- _WORK INSTRUCTIONS_
Give back the entire listing that follows, exactly.

- _DATA FOR REVIEW_

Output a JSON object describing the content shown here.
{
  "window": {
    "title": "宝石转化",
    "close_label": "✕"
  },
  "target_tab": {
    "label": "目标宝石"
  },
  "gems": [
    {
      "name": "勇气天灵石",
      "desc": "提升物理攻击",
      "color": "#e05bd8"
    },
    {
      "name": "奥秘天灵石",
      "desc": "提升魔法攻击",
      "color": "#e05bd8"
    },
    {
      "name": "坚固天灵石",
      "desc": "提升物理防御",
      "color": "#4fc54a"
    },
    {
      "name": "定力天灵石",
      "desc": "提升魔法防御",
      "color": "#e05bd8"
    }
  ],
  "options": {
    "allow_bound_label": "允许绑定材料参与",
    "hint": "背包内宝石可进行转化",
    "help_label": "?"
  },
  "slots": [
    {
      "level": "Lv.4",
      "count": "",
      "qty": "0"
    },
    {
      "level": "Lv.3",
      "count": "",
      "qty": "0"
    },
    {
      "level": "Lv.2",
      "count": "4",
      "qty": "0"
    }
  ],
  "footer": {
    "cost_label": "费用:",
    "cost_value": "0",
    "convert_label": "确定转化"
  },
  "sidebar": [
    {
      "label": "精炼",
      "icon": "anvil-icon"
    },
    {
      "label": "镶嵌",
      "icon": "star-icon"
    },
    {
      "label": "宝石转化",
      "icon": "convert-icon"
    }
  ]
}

- _OUTPUT_
Output a JSON object describing the content shown here.
{
  "window": {
    "title": "宝石转化",
    "close_label": "✕"
  },
  "target_tab": {
    "label": "目标宝石"
  },
  "gems": [
    {
      "name": "勇气天灵石",
      "desc": "提升物理攻击",
      "color": "#e05bd8"
    },
    {
      "name": "奥秘天灵石",
      "desc": "提升魔法攻击",
      "color": "#e05bd8"
    },
    {
      "name": "坚固天灵石",
      "desc": "提升物理防御",
      "color": "#4fc54a"
    },
    {
      "name": "定力天灵石",
      "desc": "提升魔法防御",
      "color": "#e05bd8"
    }
  ],
  "options": {
    "allow_bound_label": "允许绑定材料参与",
    "hint": "背包内宝石可进行转化",
    "help_label": "?"
  },
  "slots": [
    {
      "level": "Lv.4",
      "count": "",
      "qty": "0"
    },
    {
      "level": "Lv.3",
      "count": "",
      "qty": "0"
    },
    {
      "level": "Lv.2",
      "count": "4",
      "qty": "0"
    }
  ],
  "footer": {
    "cost_label": "费用:",
    "cost_value": "0",
    "convert_label": "确定转化"
  },
  "sidebar": [
    {
      "label": "精炼",
      "icon": "anvil-icon"
    },
    {
      "label": "镶嵌",
      "icon": "star-icon"
    },
    {
      "label": "宝石转化",
      "icon": "convert-icon"
    }
  ]
}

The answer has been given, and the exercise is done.